### PROBLEM DETAILS
A complete and exact copy of the data below is required.

### EXTRACTED DATA
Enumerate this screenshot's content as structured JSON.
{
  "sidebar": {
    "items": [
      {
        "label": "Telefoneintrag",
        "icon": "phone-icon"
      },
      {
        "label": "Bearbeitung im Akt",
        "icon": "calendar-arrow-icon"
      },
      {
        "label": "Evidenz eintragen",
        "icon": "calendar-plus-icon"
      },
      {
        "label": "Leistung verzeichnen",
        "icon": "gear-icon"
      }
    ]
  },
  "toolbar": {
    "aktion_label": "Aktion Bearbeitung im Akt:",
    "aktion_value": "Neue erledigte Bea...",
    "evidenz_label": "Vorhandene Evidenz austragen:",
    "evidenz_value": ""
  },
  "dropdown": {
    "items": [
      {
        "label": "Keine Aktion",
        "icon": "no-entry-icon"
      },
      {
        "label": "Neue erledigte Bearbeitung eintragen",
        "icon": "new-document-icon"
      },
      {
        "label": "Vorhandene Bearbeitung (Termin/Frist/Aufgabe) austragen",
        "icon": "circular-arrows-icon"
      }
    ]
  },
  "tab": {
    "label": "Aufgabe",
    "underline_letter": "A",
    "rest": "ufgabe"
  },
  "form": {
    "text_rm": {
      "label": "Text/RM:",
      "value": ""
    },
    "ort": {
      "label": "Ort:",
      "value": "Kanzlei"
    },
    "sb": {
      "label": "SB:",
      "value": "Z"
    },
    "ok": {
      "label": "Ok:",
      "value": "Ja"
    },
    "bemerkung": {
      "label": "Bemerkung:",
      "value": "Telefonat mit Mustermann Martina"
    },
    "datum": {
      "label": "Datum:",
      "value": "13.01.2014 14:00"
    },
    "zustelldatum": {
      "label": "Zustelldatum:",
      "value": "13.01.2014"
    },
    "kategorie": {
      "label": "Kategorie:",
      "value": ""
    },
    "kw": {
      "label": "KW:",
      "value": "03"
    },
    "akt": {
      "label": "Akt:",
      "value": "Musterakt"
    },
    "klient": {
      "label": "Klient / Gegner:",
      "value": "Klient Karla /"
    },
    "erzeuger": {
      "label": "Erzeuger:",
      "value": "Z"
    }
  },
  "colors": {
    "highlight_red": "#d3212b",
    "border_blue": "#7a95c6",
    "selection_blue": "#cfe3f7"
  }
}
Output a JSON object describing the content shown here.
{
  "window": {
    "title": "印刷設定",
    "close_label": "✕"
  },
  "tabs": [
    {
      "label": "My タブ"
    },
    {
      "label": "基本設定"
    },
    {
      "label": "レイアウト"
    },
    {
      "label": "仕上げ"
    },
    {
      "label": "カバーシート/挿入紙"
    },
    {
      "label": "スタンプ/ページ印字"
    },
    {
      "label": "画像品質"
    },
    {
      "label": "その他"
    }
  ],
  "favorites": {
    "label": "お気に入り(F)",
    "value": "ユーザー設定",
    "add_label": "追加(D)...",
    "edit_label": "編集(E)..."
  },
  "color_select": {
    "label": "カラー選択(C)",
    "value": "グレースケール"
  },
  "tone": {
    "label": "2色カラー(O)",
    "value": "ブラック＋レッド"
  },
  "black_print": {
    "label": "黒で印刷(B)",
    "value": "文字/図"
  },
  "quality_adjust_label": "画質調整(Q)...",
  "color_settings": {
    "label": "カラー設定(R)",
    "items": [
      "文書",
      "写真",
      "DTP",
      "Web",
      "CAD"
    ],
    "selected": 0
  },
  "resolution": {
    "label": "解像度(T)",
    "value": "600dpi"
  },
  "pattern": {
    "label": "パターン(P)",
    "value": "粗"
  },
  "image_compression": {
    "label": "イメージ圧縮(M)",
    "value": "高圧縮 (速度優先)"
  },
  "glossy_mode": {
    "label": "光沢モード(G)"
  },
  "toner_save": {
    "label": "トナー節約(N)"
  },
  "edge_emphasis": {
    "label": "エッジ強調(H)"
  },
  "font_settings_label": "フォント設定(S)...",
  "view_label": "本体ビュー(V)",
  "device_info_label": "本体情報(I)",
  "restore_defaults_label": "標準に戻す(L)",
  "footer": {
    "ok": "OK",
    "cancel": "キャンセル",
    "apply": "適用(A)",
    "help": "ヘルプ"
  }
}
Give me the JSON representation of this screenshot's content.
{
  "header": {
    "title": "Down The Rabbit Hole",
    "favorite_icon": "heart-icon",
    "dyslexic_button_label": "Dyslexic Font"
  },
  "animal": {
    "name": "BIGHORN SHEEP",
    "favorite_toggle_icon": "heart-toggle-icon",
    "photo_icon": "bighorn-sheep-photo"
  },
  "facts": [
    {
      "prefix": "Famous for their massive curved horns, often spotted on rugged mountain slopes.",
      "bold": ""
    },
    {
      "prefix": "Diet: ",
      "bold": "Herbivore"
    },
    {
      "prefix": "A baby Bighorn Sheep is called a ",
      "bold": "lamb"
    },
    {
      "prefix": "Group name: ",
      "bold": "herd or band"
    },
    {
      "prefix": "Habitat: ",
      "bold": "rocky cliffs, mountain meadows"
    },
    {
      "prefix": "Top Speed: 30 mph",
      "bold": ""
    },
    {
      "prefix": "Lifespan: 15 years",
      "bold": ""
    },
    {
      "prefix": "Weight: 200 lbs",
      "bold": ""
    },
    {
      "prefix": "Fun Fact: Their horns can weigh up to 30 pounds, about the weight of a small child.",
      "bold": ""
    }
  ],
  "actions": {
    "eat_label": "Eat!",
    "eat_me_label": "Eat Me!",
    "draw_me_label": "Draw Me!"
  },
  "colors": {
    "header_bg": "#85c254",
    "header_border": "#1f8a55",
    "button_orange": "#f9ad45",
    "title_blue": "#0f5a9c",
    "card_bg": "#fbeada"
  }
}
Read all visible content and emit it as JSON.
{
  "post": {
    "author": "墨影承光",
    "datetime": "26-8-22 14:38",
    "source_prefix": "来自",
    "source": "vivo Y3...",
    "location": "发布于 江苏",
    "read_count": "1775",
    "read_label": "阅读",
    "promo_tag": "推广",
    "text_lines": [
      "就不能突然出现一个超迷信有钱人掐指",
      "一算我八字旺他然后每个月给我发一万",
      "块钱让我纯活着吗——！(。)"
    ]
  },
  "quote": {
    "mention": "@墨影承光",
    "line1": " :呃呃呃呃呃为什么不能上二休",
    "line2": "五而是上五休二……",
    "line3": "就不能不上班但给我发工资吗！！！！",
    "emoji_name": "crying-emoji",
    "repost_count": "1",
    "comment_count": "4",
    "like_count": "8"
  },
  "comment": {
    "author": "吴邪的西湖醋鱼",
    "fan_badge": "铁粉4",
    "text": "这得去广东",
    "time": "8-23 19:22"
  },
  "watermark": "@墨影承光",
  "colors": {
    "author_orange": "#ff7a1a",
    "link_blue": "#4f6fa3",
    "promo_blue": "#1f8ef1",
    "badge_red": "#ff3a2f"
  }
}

### SOLUTION FOR THIS TASK
Enumerate this screenshot's content as structured JSON.
{
  "sidebar": {
    "items": [
      {
        "label": "Telefoneintrag",
        "icon": "phone-icon"
      },
      {
        "label": "Bearbeitung im Akt",
        "icon": "calendar-arrow-icon"
      },
      {
        "label": "Evidenz eintragen",
        "icon": "calendar-plus-icon"
      },
      {
        "label": "Leistung verzeichnen",
        "icon": "gear-icon"
      }
    ]
  },
  "toolbar": {
    "aktion_label": "Aktion Bearbeitung im Akt:",
    "aktion_value": "Neue erledigte Bea...",
    "evidenz_label": "Vorhandene Evidenz austragen:",
    "evidenz_value": ""
  },
  "dropdown": {
    "items": [
      {
        "label": "Keine Aktion",
        "icon": "no-entry-icon"
      },
      {
        "label": "Neue erledigte Bearbeitung eintragen",
        "icon": "new-document-icon"
      },
      {
        "label": "Vorhandene Bearbeitung (Termin/Frist/Aufgabe) austragen",
        "icon": "circular-arrows-icon"
      }
    ]
  },
  "tab": {
    "label": "Aufgabe",
    "underline_letter": "A",
    "rest": "ufgabe"
  },
  "form": {
    "text_rm": {
      "label": "Text/RM:",
      "value": ""
    },
    "ort": {
      "label": "Ort:",
      "value": "Kanzlei"
    },
    "sb": {
      "label": "SB:",
      "value": "Z"
    },
    "ok": {
      "label": "Ok:",
      "value": "Ja"
    },
    "bemerkung": {
      "label": "Bemerkung:",
      "value": "Telefonat mit Mustermann Martina"
    },
    "datum": {
      "label": "Datum:",
      "value": "13.01.2014 14:00"
    },
    "zustelldatum": {
      "label": "Zustelldatum:",
      "value": "13.01.2014"
    },
    "kategorie": {
      "label": "Kategorie:",
      "value": ""
    },
    "kw": {
      "label": "KW:",
      "value": "03"
    },
    "akt": {
      "label": "Akt:",
      "value": "Musterakt"
    },
    "klient": {
      "label": "Klient / Gegner:",
      "value": "Klient Karla /"
    },
    "erzeuger": {
      "label": "Erzeuger:",
      "value": "Z"
    }
  },
  "colors": {
    "highlight_red": "#d3212b",
    "border_blue": "#7a95c6",
    "selection_blue": "#cfe3f7"
  }
}
Output a JSON object describing the content shown here.
{
  "window": {
    "title": "印刷設定",
    "close_label": "✕"
  },
  "tabs": [
    {
      "label": "My タブ"
    },
    {
      "label": "基本設定"
    },
    {
      "label": "レイアウト"
    },
    {
      "label": "仕上げ"
    },
    {
      "label": "カバーシート/挿入紙"
    },
    {
      "label": "スタンプ/ページ印字"
    },
    {
      "label": "画像品質"
    },
    {
      "label": "その他"
    }
  ],
  "favorites": {
    "label": "お気に入り(F)",
    "value": "ユーザー設定",
    "add_label": "追加(D)...",
    "edit_label": "編集(E)..."
  },
  "color_select": {
    "label": "カラー選択(C)",
    "value": "グレースケール"
  },
  "tone": {
    "label": "2色カラー(O)",
    "value": "ブラック＋レッド"
  },
  "black_print": {
    "label": "黒で印刷(B)",
    "value": "文字/図"
  },
  "quality_adjust_label": "画質調整(Q)...",
  "color_settings": {
    "label": "カラー設定(R)",
    "items": [
      "文書",
      "写真",
      "DTP",
      "Web",
      "CAD"
    ],
    "selected": 0
  },
  "resolution": {
    "label": "解像度(T)",
    "value": "600dpi"
  },
  "pattern": {
    "label": "パターン(P)",
    "value": "粗"
  },
  "image_compression": {
    "label": "イメージ圧縮(M)",
    "value": "高圧縮 (速度優先)"
  },
  "glossy_mode": {
    "label": "光沢モード(G)"
  },
  "toner_save": {
    "label": "トナー節約(N)"
  },
  "edge_emphasis": {
    "label": "エッジ強調(H)"
  },
  "font_settings_label": "フォント設定(S)...",
  "view_label": "本体ビュー(V)",
  "device_info_label": "本体情報(I)",
  "restore_defaults_label": "標準に戻す(L)",
  "footer": {
    "ok": "OK",
    "cancel": "キャンセル",
    "apply": "適用(A)",
    "help": "ヘルプ"
  }
}
Give me the JSON representation of this screenshot's content.
{
  "header": {
    "title": "Down The Rabbit Hole",
    "favorite_icon": "heart-icon",
    "dyslexic_button_label": "Dyslexic Font"
  },
  "animal": {
    "name": "BIGHORN SHEEP",
    "favorite_toggle_icon": "heart-toggle-icon",
    "photo_icon": "bighorn-sheep-photo"
  },
  "facts": [
    {
      "prefix": "Famous for their massive curved horns, often spotted on rugged mountain slopes.",
      "bold": ""
    },
    {
      "prefix": "Diet: ",
      "bold": "Herbivore"
    },
    {
      "prefix": "A baby Bighorn Sheep is called a ",
      "bold": "lamb"
    },
    {
      "prefix": "Group name: ",
      "bold": "herd or band"
    },
    {
      "prefix": "Habitat: ",
      "bold": "rocky cliffs, mountain meadows"
    },
    {
      "prefix": "Top Speed: 30 mph",
      "bold": ""
    },
    {
      "prefix": "Lifespan: 15 years",
      "bold": ""
    },
    {
      "prefix": "Weight: 200 lbs",
      "bold": ""
    },
    {
      "prefix": "Fun Fact: Their horns can weigh up to 30 pounds, about the weight of a small child.",
      "bold": ""
    }
  ],
  "actions": {
    "eat_label": "Eat!",
    "eat_me_label": "Eat Me!",
    "draw_me_label": "Draw Me!"
  },
  "colors": {
    "header_bg": "#85c254",
    "header_border": "#1f8a55",
    "button_orange": "#f9ad45",
    "title_blue": "#0f5a9c",
    "card_bg": "#fbeada"
  }
}
Read all visible content and emit it as JSON.
{
  "post": {
    "author": "墨影承光",
    "datetime": "26-8-22 14:38",
    "source_prefix": "来自",
    "source": "vivo Y3...",
    "location": "发布于 江苏",
    "read_count": "1775",
    "read_label": "阅读",
    "promo_tag": "推广",
    "text_lines": [
      "就不能突然出现一个超迷信有钱人掐指",
      "一算我八字旺他然后每个月给我发一万",
      "块钱让我纯活着吗——！(。)"
    ]
  },
  "quote": {
    "mention": "@墨影承光",
    "line1": " :呃呃呃呃呃为什么不能上二休",
    "line2": "五而是上五休二……",
    "line3": "就不能不上班但给我发工资吗！！！！",
    "emoji_name": "crying-emoji",
    "repost_count": "1",
    "comment_count": "4",
    "like_count": "8"
  },
  "comment": {
    "author": "吴邪的西湖醋鱼",
    "fan_badge": "铁粉4",
    "text": "这得去广东",
    "time": "8-23 19:22"
  },
  "watermark": "@墨影承光",
  "colors": {
    "author_orange": "#ff7a1a",
    "link_blue": "#4f6fa3",
    "promo_blue": "#1f8ef1",
    "badge_red": "#ff3a2f"
  }
}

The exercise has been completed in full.